DATA PROVIDED
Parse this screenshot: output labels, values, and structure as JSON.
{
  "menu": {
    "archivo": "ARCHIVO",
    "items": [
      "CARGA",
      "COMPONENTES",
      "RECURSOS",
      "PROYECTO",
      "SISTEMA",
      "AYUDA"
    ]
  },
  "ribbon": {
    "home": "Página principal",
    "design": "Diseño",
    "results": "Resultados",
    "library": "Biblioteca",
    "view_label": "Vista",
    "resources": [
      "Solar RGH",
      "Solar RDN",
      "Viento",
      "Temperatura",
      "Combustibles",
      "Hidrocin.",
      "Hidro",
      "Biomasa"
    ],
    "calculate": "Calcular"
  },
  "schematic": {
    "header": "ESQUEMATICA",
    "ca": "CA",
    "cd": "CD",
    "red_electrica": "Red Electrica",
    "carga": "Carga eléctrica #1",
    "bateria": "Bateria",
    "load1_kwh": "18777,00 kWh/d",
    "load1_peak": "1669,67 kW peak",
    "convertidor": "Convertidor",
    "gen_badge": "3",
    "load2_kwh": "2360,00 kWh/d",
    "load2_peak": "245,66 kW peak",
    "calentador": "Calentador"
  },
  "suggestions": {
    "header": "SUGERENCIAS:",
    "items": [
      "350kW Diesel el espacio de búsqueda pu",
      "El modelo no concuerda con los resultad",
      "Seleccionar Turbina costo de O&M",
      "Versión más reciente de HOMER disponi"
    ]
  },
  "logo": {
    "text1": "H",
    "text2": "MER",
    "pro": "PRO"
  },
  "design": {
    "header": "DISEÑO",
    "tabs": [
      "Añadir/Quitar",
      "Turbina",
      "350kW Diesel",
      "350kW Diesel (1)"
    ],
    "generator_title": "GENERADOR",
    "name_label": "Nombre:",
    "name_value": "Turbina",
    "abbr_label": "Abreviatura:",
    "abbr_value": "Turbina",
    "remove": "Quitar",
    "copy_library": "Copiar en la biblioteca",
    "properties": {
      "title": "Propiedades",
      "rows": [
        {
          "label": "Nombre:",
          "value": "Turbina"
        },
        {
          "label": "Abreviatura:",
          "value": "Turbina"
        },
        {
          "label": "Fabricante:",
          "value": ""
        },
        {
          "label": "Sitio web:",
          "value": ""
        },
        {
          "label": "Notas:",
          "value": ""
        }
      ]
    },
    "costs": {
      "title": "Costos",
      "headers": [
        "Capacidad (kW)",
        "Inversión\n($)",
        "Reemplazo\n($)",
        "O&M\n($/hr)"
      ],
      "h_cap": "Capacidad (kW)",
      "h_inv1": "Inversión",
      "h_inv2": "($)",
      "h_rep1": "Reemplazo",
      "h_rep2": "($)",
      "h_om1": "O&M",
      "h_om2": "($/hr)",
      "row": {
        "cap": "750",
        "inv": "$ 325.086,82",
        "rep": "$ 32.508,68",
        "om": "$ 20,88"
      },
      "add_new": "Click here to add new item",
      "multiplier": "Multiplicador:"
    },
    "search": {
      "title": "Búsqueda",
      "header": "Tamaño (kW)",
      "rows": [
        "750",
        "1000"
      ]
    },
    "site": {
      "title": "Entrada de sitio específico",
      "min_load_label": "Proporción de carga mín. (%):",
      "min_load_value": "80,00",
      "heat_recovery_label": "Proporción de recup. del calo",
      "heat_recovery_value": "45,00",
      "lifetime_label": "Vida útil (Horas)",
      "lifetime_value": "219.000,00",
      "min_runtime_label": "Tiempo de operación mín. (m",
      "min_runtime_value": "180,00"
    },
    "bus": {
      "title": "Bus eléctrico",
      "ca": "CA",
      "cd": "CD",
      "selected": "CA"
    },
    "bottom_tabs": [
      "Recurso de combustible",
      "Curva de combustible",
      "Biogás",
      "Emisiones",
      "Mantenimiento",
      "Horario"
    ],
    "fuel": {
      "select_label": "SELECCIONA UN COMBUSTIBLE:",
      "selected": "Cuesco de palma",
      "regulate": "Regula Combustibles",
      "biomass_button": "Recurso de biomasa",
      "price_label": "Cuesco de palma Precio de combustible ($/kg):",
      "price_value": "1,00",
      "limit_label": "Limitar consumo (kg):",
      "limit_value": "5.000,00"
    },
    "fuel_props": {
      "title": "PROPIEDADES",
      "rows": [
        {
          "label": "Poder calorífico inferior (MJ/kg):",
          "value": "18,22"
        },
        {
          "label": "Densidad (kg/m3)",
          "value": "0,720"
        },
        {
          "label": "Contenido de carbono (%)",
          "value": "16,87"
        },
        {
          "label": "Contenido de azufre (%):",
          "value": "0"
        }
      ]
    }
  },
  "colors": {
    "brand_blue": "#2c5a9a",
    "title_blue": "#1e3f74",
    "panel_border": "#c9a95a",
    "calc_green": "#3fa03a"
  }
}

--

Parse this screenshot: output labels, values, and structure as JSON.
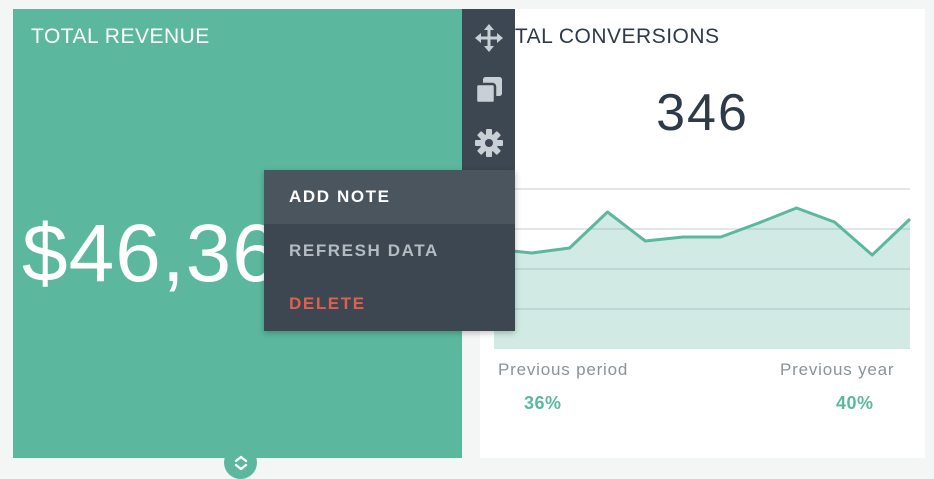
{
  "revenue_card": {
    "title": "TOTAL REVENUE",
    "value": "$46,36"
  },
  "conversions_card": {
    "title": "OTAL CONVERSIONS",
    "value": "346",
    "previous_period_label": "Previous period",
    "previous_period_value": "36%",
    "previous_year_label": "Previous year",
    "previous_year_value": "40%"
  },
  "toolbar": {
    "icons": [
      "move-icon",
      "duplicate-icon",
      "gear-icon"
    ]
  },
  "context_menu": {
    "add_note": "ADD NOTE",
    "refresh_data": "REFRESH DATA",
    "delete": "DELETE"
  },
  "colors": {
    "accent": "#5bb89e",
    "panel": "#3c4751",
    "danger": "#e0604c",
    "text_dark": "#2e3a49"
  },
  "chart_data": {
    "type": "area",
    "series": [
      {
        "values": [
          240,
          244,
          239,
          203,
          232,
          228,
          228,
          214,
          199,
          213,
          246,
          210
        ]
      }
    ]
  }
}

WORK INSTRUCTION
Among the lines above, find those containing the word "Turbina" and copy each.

SOLVED EXERCISE
      "Seleccionar Turbina costo de O&M",
      "Turbina",
    "name_value": "Turbina",
    "abbr_value": "Turbina",
          "value": "Turbina"
          "value": "Turbina"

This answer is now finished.